Verma: Private actors are using privacy as pretext to hold patient data hostage
The Trump administration continues to circle the wagons in its defense of the federal government’s efforts to enable patient access to their electronic health information.
Seema Verma, administrator of the Centers for Medicare and Medicaid Services, is the third Department of Health and Human Services official in as many days to take healthcare stakeholders to task for their criticism of a proposed rule by the Office of the National Coordinator for Health IT to improve access to patient medical records.
“A truly interoperable healthcare system has the potential to deliver better access, safety and quality that patients need while unleashing data,” said Verma on Wednesday at the CMS Healthcare Innovation Industry Day in Washington. “We have made it clear to providers that they don’t own a patient’s data and they must give it to their patients.”
In March, ONC issued a proposed rule requiring healthcare providers to offer patients’ access to their electronic health information through secure, standards-based application programming interfaces.
Nonetheless, while supporting ONC’s overall goal of patient access to data, stakeholders such as the American Medical Association and electronic health record vendor Epic Systems have made the case that—absent appropriate privacy protections—finalizing ONC’s proposed rule, as written, would put patient information at risk.
Epic issued a statement on Monday about the pending ONC rule, which the company contends inadvertently creates “serious risks” to privacy by requiring providers to send patient data to API-enabled apps requested by patients.
“There are no transparency requirements to make it very clear to the patient what data the app is taking and what the app will do with that data,” according to Epic, which was encouraging the heads of some of the largest U.S. hospital organizations to oppose the ONC rule.
However, Verma on Wednesday emphasized that patient privacy is a priority for the Trump administration and that “the disingenuous efforts by certain private actors to use privacy—as vile as it is—as a pretext for holding patient data hostage is an embarrassment to the industry.”
She added that “access to one’s data can be a matter of life and death and this Administration will not waiver in ensuring that patients enjoy full ownership of their data.”
“The sort of consumer-oriented revolution that will make the healthcare system more affordable and accessible is undermined by those bad actors throughout the system that continue to guard the status quo because it’s in the interests of their short term profits,” concluded Verma, who said this “self-serving mentality” must immediately end. “The shortsightedness of such efforts is deeply troubling considering the broad frustration of the American people with the status quo.”
Likewise, HHS Secretary Alex Azar on Monday also lashed out at stakeholders that are critical of ONC’s proposed rule.
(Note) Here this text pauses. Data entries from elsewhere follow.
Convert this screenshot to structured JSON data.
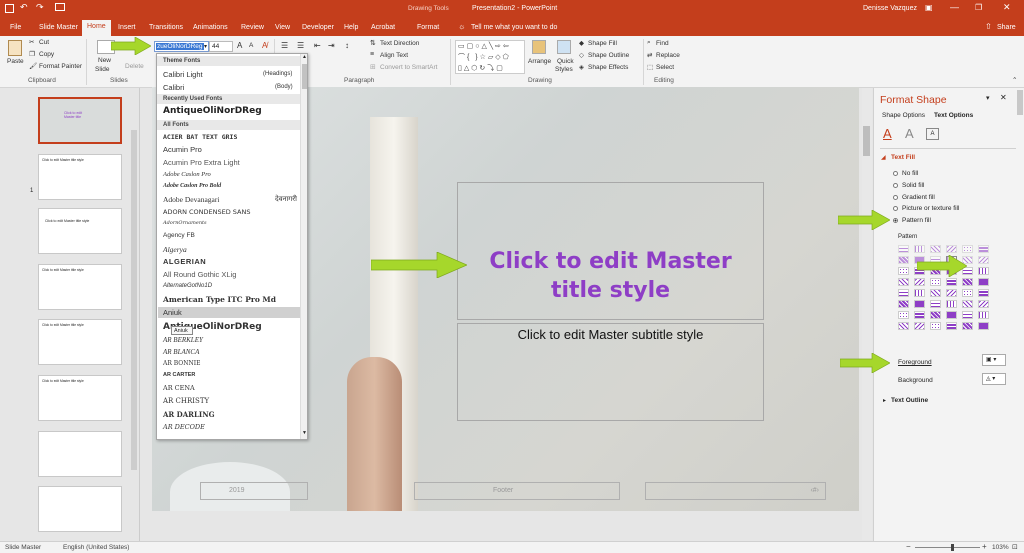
{
  "title_bar": {
    "context": "Drawing Tools",
    "doc_title": "Presentation2 - PowerPoint",
    "user": "Denisse Vazquez"
  },
  "tabs": [
    "File",
    "Slide Master",
    "Home",
    "Insert",
    "Transitions",
    "Animations",
    "Review",
    "View",
    "Developer",
    "Help",
    "Acrobat",
    "Format"
  ],
  "tell_me": "Tell me what you want to do",
  "share": "Share",
  "ribbon": {
    "clipboard": {
      "paste": "Paste",
      "cut": "Cut",
      "copy": "Copy",
      "format_painter": "Format Painter",
      "label": "Clipboard"
    },
    "slides": {
      "new_slide": "New",
      "new_slide2": "Slide",
      "delete": "Delete",
      "label": "Slides"
    },
    "font": {
      "name_value": "zueOliNorDReg",
      "size": "44"
    },
    "paragraph": {
      "text_direction": "Text Direction",
      "align_text": "Align Text",
      "smartart": "Convert to SmartArt",
      "label": "Paragraph"
    },
    "drawing": {
      "arrange": "Arrange",
      "quick_styles": "Quick",
      "quick_styles2": "Styles",
      "shape_fill": "Shape Fill",
      "shape_outline": "Shape Outline",
      "shape_effects": "Shape Effects",
      "label": "Drawing"
    },
    "editing": {
      "find": "Find",
      "replace": "Replace",
      "select": "Select",
      "label": "Editing"
    }
  },
  "font_dropdown": {
    "theme_header": "Theme Fonts",
    "theme": [
      {
        "name": "Calibri Light",
        "tag": "(Headings)"
      },
      {
        "name": "Calibri",
        "tag": "(Body)"
      }
    ],
    "recent_header": "Recently Used Fonts",
    "recent": [
      "AntiqueOliNorDReg"
    ],
    "all_header": "All Fonts",
    "all": [
      "ACIER BAT TEXT GRIS",
      "Acumin Pro",
      "Acumin Pro Extra Light",
      "Adobe Caslon Pro",
      "Adobe Caslon Pro Bold",
      "Adobe Devanagari",
      "ADORN CONDENSED SANS",
      "AdornOrnaments",
      "Agency FB",
      "Algerya",
      "ALGERIAN",
      "All Round Gothic XLig",
      "AlternateGotNo1D",
      "American Type ITC Pro Md",
      "Aniuk",
      "AntiqueOliNorDReg",
      "AR BERKLEY",
      "AR BLANCA",
      "AR BONNIE",
      "AR CARTER",
      "AR CENA",
      "AR CHRISTY",
      "AR DARLING",
      "AR DECODE"
    ],
    "devanagari_sample": "देवनागरी",
    "tooltip": "Aniuk"
  },
  "thumb_texts": [
    "Click to edit Master title style",
    "Click to edit Master title style",
    "Click to edit Master title style",
    "Click to edit Master title style",
    "Click to edit Master title style"
  ],
  "slide": {
    "title_line1": "Click to edit Master",
    "title_line2": "title style",
    "subtitle": "Click to edit Master subtitle style",
    "date": "2019",
    "footer": "Footer",
    "page": "‹#›"
  },
  "format_pane": {
    "title": "Format Shape",
    "tab1": "Shape Options",
    "tab2": "Text Options",
    "section": "Text Fill",
    "options": [
      "No fill",
      "Solid fill",
      "Gradient fill",
      "Picture or texture fill",
      "Pattern fill"
    ],
    "selected": "Pattern fill",
    "pattern_label": "Pattern",
    "foreground": "Foreground",
    "background": "Background",
    "outline": "Text Outline"
  },
  "status": {
    "view": "Slide Master",
    "language": "English (United States)",
    "zoom": "103%"
  },
  "colors": {
    "accent": "#c43e1c",
    "arrow": "#a6d72b",
    "title_purple": "#8e3ec6"
  }
}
Speaking at the ONC annual meeting, Azar charged that EHR systems today are “balkanized” and “segmented” creating data silos that prevent patients from accessing their health information.
“Unfortunately, some industry stakeholders are defending the balkanized, outdated status quo,” Azar said, adding that some vendors holding patient data have “prevented new market entrants from participating in the space.”
On Tuesday at the ONC meeting, National Coordinator for HIT Don Rucker echoed Azar’s remarks by pointing out that “there are all kinds of economic interests of folks who have spent their lives and careers in this space.”